remote login server
[ -k ] [ -K ]
[ -l ]
[ -n ]
[ -I n ]
[ -N n ]
[ -S n ]
[ -X ]
rlogind is the server for the
program. The server provides a remote login facility with
authentication based on privileged port numbers from
trusted hosts. It is started by the ``super server''
inetd, and therefore must have an entry in
inetd's configuration file,
rlogind listens for service requests at the port
indicated in the login service specification; see
When a service request is received, the following protocol
Once the source port and address have been checked,
rlogind proceeds with the authentication process
It then allocates a pseudo terminal and manipulates file
descriptors so that the slave half of the pseudo terminal
becomes the stdin, stdout, and
stderr for a login process. The login process is
an instance of the
program, invoked with the -f option if
authentication has succeeded. If automatic authentication
fails, the user is prompted to log in as if on a standard
terminal line. The -l option prevents any
authentication based on the user's .rhosts file,
unless the user is logging in as root.
The server checks the client's source port.
If the port is not in the range 512-1023, the server
aborts the connection.
The server checks the client's source address

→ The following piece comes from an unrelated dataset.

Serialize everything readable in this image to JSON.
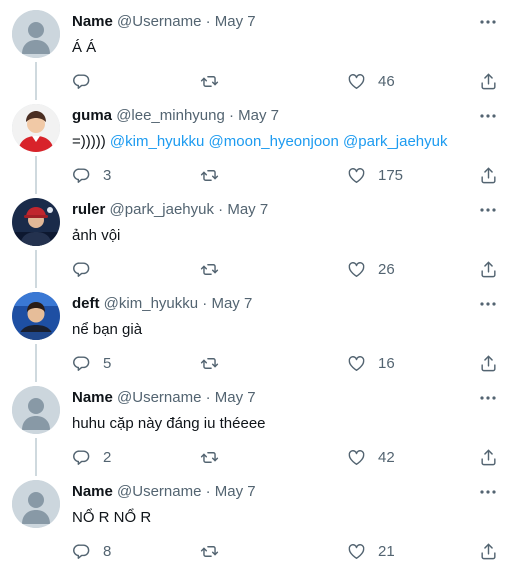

and requests the corresponding host name (see
If the hostname cannot be determined,
the dot-notation representation of the host address is used.
The master side of the pseudo-terminal opens the
In-Kernel Network Terminal (IKNT) driver,
which provides reliable, flow-controlled, two-way transmission
of data between the master side of the pseudo-terminal and
the underlying transport driver, bypassing the rlogind server.
manual reference page for a more detailed explanation.
Should the IKNT driver link fail, rlogind reverts to
manipulating the master side
of the pseudo terminal, operating as an intermediary
between the login process and the client instance of the
rlogin program. Login propagates the client
terminal's baud rate and terminal type, as found in the
environment variable, TERM; see
Transport-level keepalive messages are enabled unless the
-n option is present. The use of keepalive
messages allows sessions to be timed out if the client
crashes or becomes unreachable.
If keepalives are being used, several parameters may be controlled
using the following options:
The default keepalive values corresponding to these options
are controlled by the parameters
tcp_keepintvl (75 seconds),
tcp_nkeep (8), and
tcp_keepidle (7200 seconds).
These can be tuned on a system-wide basis using
These options exist solely to provide finer control of
keepalives on a per-application basis.
The argument n
specifies the interval (in seconds) between keepalive probes if
no response is received.
The argument n
specifies the number of unanswered keepalive probes that will be
sent prior to dropping the connection.
The argument n
specifies the time (in seconds) that a connection must be idle
before the first keepalive probe will be sent.
Authenticated rlogin using Kerberos
rlogind listens for service requests at the
klogin port (543/tcp)
as indicated in the login services
The klogin port accepts a connection from a
remote authenticated rlogin client and
attempts to establish authentication.
Authentication takes place between the client
program rlogin and the
host principal where the rlogind
daemon is running, using the network credentials
of the user that invoked the client program.
The principal name for host
The machine name must be fully qualified
(for example, kvetch.your_company.com).
The service key for this host principal is cached in the local
Default Service Key Table (/krb5/v5srvtab),
and must match the service key stored in the Security Registry.
The following authentication options are supported:
To execute rlogind on behalf of remote clients
without asking for a password,
the user invoking the client must have network credentials,
and the user's principal name must appear in the
$HOME/.k5login file on the host
where rlogind is running
(this file must be writable
only by the user or by root, and it must be readable
by root on the filesystem where it resides).
Relaxed authentication mode;
if authentication cannot be established,
a traditional unauthenticated connection is established.
Strict authentication mode;
if authentication fails, the user cannot log in.
Refuse service and print the message:
rlogind: Authentication is required on host: hostname
All diagnostic messages are returned on the connection
associated with the stderr, after which any
network connections are closed. An error is indicated by a
leading byte with a value of 1.
A fork by the server failed.
The user's login shell could not be started.
With standard authentication, the procedure used here assumes the
integrity of each client machine and the connecting medium.
This is insecure, but is useful in an ``open'' environment.
Secure TCP authentication is based on Version 5
of the Kerberos Network Authentication Service protocol.
Only this version of the protocol is supported.
Data encryption is not supported.
configuration file for inetd
Internet services list
local default service key table
access control file for the SCO Secure TCP/IP Utilities
Authenticated rlogind is not part of any currently supported standard.
It is an extension of AT&T UNIX System V provided by
The Santa Cruz Operation, Inc.
rlogind is conformant with:
© 2003 Caldera International, Inc. All rights reserved.
SCO OpenServer Release 5.0.7 -- 11 February 2003